Updated 10:57, 01-Aug-2020
A woman leaves a store of the Chinese coffee house chain Luckin Coffee in Beijing, China, July 8, 2020. /Reuters

A woman leaves a store of the Chinese coffee house chain Luckin Coffee in Beijing, China, July 8, 2020. /Reuters

Chinese regulators said they would penalize Luckin Coffee after confirming accounting fraud that has already forced the company to delist from the U.S. Nasdaq exchange.

The Ministry of Finance, which began an investigation into Luckin Coffee (China) and Luckin Coffee (Beijing) in early May, found Luckin booked 2.25 billion yuan (322.60 million U.S. dollars) of sales through fake coupons from April 2019 to the end of last year, it said in a statement on its website on Friday. 

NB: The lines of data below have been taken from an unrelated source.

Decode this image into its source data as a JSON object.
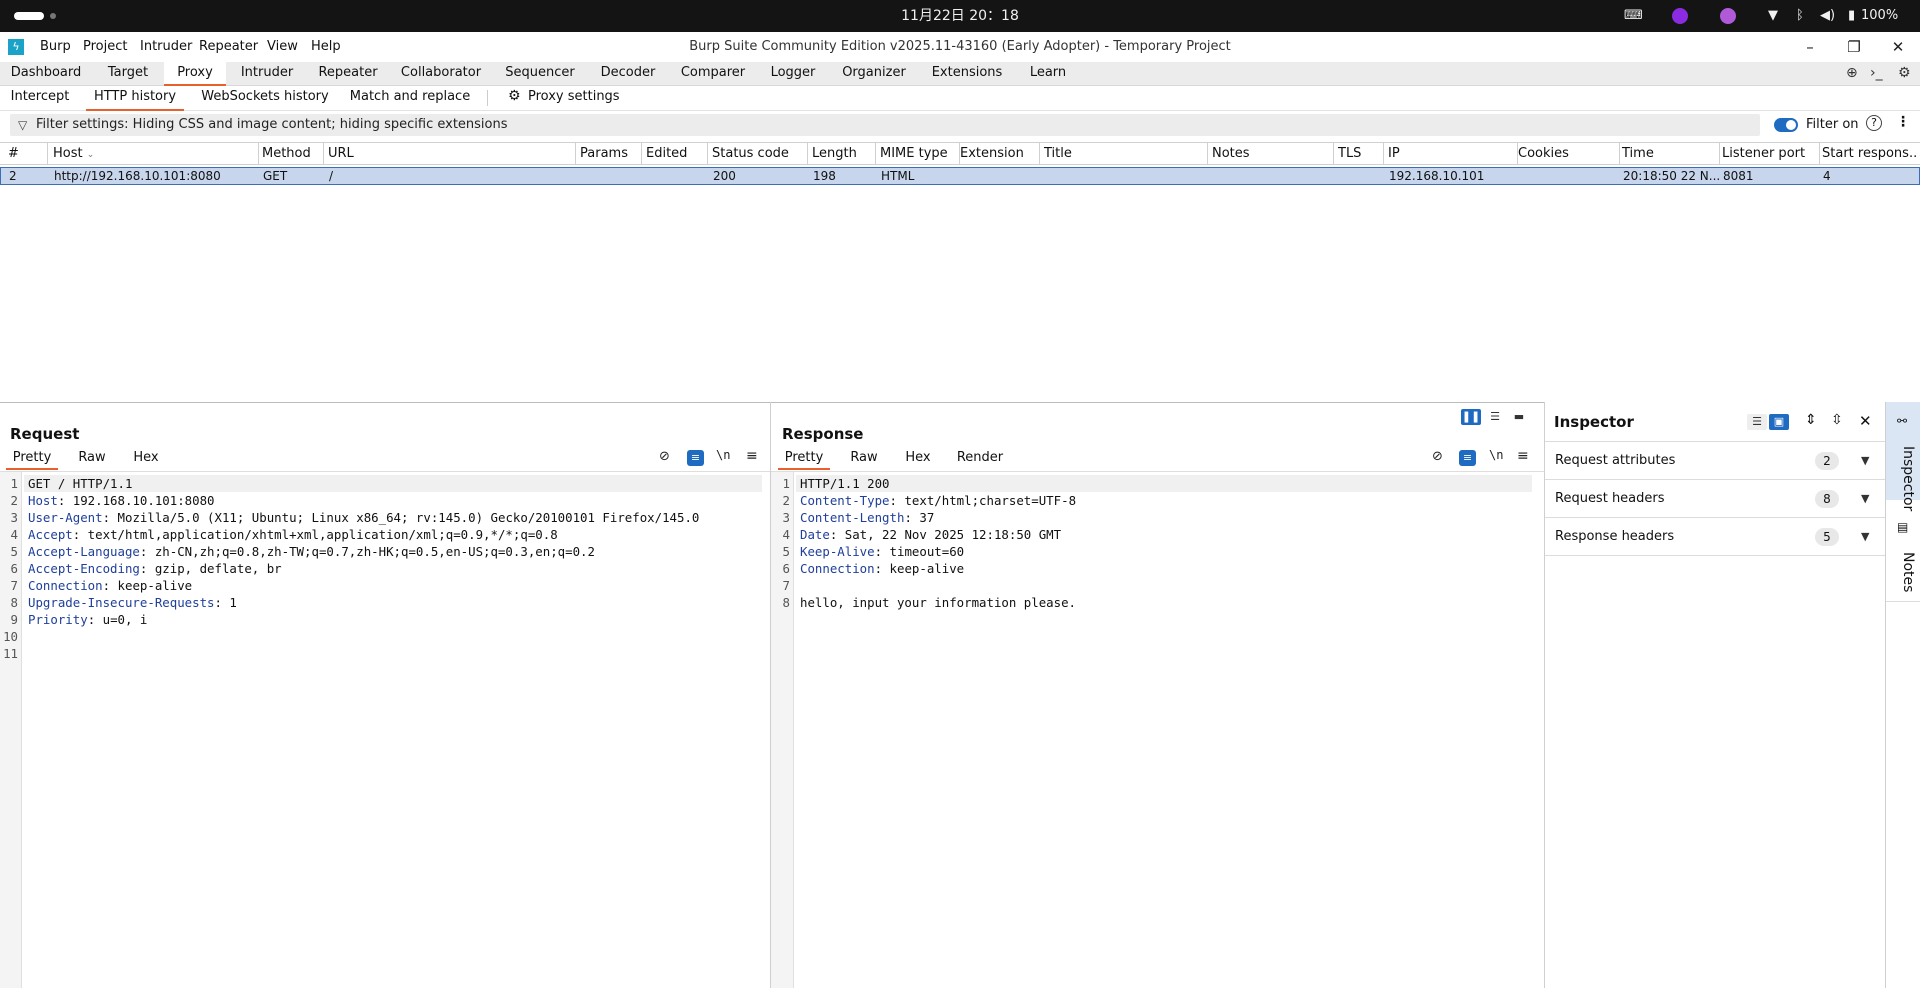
{
  "system_bar": {
    "clock": "11月22日  20：18",
    "battery": "100%"
  },
  "menu": {
    "items": [
      "Burp",
      "Project",
      "Intruder",
      "Repeater",
      "View",
      "Help"
    ]
  },
  "window": {
    "title": "Burp Suite Community Edition v2025.11-43160 (Early Adopter) - Temporary Project"
  },
  "main_tabs": {
    "items": [
      "Dashboard",
      "Target",
      "Proxy",
      "Intruder",
      "Repeater",
      "Collaborator",
      "Sequencer",
      "Decoder",
      "Comparer",
      "Logger",
      "Organizer",
      "Extensions",
      "Learn"
    ],
    "active": "Proxy"
  },
  "sub_tabs": {
    "items": [
      "Intercept",
      "HTTP history",
      "WebSockets history",
      "Match and replace"
    ],
    "active": "HTTP history",
    "settings": "Proxy settings"
  },
  "filter": {
    "text": "Filter settings: Hiding CSS and image content; hiding specific extensions",
    "toggle_label": "Filter on",
    "enabled": true
  },
  "table": {
    "columns": [
      "#",
      "Host",
      "Method",
      "URL",
      "Params",
      "Edited",
      "Status code",
      "Length",
      "MIME type",
      "Extension",
      "Title",
      "Notes",
      "TLS",
      "IP",
      "Cookies",
      "Time",
      "Listener port",
      "Start respons..."
    ],
    "rows": [
      [
        "2",
        "http://192.168.10.101:8080",
        "GET",
        "/",
        "",
        "",
        "200",
        "198",
        "HTML",
        "",
        "",
        "",
        "",
        "192.168.10.101",
        "",
        "20:18:50 22 N...",
        "8081",
        "4"
      ]
    ]
  },
  "request": {
    "title": "Request",
    "tabs": [
      "Pretty",
      "Raw",
      "Hex"
    ],
    "active_tab": "Pretty",
    "lines": [
      {
        "n": "1",
        "k": "",
        "v": "GET / HTTP/1.1"
      },
      {
        "n": "2",
        "k": "Host",
        "v": ": 192.168.10.101:8080"
      },
      {
        "n": "3",
        "k": "User-Agent",
        "v": ": Mozilla/5.0 (X11; Ubuntu; Linux x86_64; rv:145.0) Gecko/20100101 Firefox/145.0"
      },
      {
        "n": "4",
        "k": "Accept",
        "v": ": text/html,application/xhtml+xml,application/xml;q=0.9,*/*;q=0.8"
      },
      {
        "n": "5",
        "k": "Accept-Language",
        "v": ": zh-CN,zh;q=0.8,zh-TW;q=0.7,zh-HK;q=0.5,en-US;q=0.3,en;q=0.2"
      },
      {
        "n": "6",
        "k": "Accept-Encoding",
        "v": ": gzip, deflate, br"
      },
      {
        "n": "7",
        "k": "Connection",
        "v": ": keep-alive"
      },
      {
        "n": "8",
        "k": "Upgrade-Insecure-Requests",
        "v": ": 1"
      },
      {
        "n": "9",
        "k": "Priority",
        "v": ": u=0, i"
      },
      {
        "n": "10",
        "k": "",
        "v": ""
      },
      {
        "n": "11",
        "k": "",
        "v": ""
      }
    ]
  },
  "response": {
    "title": "Response",
    "tabs": [
      "Pretty",
      "Raw",
      "Hex",
      "Render"
    ],
    "active_tab": "Pretty",
    "lines": [
      {
        "n": "1",
        "k": "",
        "v": "HTTP/1.1 200"
      },
      {
        "n": "2",
        "k": "Content-Type",
        "v": ": text/html;charset=UTF-8"
      },
      {
        "n": "3",
        "k": "Content-Length",
        "v": ": 37"
      },
      {
        "n": "4",
        "k": "Date",
        "v": ": Sat, 22 Nov 2025 12:18:50 GMT"
      },
      {
        "n": "5",
        "k": "Keep-Alive",
        "v": ": timeout=60"
      },
      {
        "n": "6",
        "k": "Connection",
        "v": ": keep-alive"
      },
      {
        "n": "7",
        "k": "",
        "v": ""
      },
      {
        "n": "8",
        "k": "",
        "v": "hello, input your information please."
      }
    ]
  },
  "wrap_label": "\\n",
  "inspector": {
    "title": "Inspector",
    "sections": [
      {
        "label": "Request attributes",
        "count": "2"
      },
      {
        "label": "Request headers",
        "count": "8"
      },
      {
        "label": "Response headers",
        "count": "5"
      }
    ]
  },
  "side_tabs": [
    "Inspector",
    "Notes"
  ],
  "colors": {
    "accent": "#e8612c",
    "selection": "#c7d6ec",
    "toggle": "#1f6bc2",
    "header_key": "#1f3f9a"
  }
}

It also found Luckin inflated sales by 2.12 billion yuan during the period, while costs were inflated by 1.2 billion yuan and profits by 908 million yuan. 

The ministry said that it would now impose administrative penalties on Luckin, without giving further details. 

The State Administration for Market Regulation said in a separate statement, again without giving details, that it too would take action against the two domestic entities of Luckin and related third party companies that helped Luckin with the false promotion. 

Fortunes of Luckin, which directly competes with U.S. coffeehouse Starbucks, have nosedived since the probe was disclosed in April. 

Luckin wound up an internal probe earlier this month that found the company's revenue was inflated by around 2.12 billion yuan in 2019. 

During the investigation, Luckin sacked its CEO and COO, executives who had previously held top positions at Chairman Charles Lu's other firms.

There have been more moves suggesting China is regulating its overseas-listed firms.

On Friday, China's securities regulator said it would set up a clear and complete regulatory framework to supervise overseas-listed Chinese companies, and strengthen cross-border cooperation.

The China Securities Regulatory Commission (CSRC) will amend and consolidate overseas listing rules, and will crack down on cross-border illegal activities, CSRC said in a statement on its website.

In the domestic market, the CSRC will adopt "zero tolerance" toward malpractice such as accounting fraud, insider trading and market manipulation, the regulator said.

(With input from Reuters)